[Component data from apps and pages]
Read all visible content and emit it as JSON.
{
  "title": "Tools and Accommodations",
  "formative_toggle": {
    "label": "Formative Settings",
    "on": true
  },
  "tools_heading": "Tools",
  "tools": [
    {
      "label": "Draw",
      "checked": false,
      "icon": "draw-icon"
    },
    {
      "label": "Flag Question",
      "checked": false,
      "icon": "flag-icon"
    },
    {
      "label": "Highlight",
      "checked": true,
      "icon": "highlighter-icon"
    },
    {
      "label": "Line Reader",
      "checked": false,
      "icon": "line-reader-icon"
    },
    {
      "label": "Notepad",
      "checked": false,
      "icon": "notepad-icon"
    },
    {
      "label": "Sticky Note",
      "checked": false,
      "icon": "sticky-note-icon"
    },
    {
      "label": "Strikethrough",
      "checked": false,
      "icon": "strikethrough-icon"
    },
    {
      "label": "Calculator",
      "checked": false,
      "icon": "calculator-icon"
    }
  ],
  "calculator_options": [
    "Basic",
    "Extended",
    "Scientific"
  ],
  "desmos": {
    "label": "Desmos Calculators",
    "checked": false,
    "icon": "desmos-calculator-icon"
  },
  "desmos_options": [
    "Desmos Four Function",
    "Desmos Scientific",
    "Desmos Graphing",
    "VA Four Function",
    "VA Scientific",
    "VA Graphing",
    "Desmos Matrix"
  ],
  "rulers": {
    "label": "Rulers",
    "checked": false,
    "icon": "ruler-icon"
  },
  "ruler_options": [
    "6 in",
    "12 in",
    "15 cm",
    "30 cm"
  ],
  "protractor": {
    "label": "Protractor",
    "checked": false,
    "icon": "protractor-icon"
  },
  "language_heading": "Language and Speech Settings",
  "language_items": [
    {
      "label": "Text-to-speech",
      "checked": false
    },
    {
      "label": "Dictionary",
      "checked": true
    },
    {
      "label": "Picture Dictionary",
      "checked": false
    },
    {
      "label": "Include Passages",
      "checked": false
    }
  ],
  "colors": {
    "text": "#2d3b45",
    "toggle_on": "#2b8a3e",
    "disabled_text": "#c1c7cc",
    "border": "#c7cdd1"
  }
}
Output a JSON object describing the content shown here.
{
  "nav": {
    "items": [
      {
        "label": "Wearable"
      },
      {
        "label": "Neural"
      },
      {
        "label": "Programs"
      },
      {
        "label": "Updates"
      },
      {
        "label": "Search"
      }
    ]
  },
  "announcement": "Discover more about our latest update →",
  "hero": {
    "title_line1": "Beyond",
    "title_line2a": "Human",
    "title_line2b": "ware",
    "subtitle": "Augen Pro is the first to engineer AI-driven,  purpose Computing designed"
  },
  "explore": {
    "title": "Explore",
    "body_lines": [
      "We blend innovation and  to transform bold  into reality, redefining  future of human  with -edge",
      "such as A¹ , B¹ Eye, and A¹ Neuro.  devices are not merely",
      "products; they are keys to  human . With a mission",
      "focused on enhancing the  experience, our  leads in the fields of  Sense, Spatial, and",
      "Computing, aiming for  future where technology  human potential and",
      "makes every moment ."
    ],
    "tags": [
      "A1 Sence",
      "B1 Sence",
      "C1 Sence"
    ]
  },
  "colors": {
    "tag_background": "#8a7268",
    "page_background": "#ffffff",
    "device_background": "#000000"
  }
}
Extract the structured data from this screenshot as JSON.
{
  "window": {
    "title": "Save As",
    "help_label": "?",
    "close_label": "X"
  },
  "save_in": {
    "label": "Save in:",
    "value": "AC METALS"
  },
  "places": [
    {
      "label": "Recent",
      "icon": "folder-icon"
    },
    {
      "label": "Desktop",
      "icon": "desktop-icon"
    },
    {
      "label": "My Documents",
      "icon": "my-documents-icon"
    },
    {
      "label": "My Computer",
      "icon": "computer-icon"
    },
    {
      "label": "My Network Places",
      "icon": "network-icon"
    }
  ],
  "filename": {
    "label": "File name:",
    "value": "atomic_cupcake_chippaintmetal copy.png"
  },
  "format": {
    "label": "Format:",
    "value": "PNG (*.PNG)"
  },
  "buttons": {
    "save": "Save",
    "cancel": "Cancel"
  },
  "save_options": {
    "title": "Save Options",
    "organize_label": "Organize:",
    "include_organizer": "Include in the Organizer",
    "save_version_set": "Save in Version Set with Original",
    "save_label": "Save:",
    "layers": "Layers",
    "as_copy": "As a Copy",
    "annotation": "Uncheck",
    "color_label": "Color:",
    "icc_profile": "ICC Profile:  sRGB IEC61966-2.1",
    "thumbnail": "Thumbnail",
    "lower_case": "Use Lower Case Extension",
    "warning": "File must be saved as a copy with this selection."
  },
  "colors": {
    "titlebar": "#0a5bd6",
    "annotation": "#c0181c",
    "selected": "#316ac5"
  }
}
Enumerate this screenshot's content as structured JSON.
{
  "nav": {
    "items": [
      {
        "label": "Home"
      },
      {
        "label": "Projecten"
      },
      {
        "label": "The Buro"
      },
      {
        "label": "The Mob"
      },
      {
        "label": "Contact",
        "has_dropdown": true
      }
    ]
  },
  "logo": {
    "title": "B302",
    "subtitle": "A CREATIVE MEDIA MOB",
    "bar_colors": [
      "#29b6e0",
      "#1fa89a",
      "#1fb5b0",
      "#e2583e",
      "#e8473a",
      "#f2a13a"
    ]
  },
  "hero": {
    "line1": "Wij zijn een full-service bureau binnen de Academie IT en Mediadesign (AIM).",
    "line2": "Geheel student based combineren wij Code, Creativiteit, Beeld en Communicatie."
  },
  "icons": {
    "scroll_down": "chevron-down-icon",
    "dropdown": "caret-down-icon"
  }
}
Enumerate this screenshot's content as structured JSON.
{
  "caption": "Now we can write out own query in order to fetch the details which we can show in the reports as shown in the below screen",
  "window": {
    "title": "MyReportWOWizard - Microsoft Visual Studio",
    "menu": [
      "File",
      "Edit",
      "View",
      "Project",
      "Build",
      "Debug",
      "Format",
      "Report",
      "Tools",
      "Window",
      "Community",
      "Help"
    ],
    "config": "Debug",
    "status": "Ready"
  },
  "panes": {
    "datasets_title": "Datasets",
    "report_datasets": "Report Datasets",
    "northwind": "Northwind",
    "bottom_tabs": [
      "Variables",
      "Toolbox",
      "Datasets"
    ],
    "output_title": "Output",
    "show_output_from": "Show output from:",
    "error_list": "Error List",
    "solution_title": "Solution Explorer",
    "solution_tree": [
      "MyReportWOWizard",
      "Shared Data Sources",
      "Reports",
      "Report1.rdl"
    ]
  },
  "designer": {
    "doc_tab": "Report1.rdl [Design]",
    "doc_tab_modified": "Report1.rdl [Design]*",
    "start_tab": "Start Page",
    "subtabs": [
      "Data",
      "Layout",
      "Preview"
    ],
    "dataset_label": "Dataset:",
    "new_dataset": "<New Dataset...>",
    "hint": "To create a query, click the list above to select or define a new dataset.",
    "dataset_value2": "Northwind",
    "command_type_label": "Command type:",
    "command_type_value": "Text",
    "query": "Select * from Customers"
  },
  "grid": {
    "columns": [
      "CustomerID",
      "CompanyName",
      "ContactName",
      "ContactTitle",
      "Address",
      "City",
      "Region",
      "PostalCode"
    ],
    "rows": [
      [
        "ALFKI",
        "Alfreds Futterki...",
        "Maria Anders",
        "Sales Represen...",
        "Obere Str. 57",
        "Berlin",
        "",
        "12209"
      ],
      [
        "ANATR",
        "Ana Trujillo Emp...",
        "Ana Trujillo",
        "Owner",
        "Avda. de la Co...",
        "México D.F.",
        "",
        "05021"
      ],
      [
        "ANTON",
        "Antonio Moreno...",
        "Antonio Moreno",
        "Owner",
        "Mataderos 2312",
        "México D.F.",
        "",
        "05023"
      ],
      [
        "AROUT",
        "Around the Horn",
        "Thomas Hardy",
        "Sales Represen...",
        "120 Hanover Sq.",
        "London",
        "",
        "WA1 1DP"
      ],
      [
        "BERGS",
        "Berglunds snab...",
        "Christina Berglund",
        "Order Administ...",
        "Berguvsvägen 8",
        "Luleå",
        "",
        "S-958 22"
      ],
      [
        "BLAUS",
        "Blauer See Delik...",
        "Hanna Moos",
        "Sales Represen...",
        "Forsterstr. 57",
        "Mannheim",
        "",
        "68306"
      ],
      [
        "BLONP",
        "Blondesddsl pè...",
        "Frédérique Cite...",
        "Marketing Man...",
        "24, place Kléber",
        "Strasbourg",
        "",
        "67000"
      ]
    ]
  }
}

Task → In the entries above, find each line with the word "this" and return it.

Exercise result →
Extract the structured data from this screenshot as JSON.
    "warning": "File must be saved as a copy with this selection."
Enumerate this screenshot's content as structured JSON.
Enumerate this screenshot's content as structured JSON.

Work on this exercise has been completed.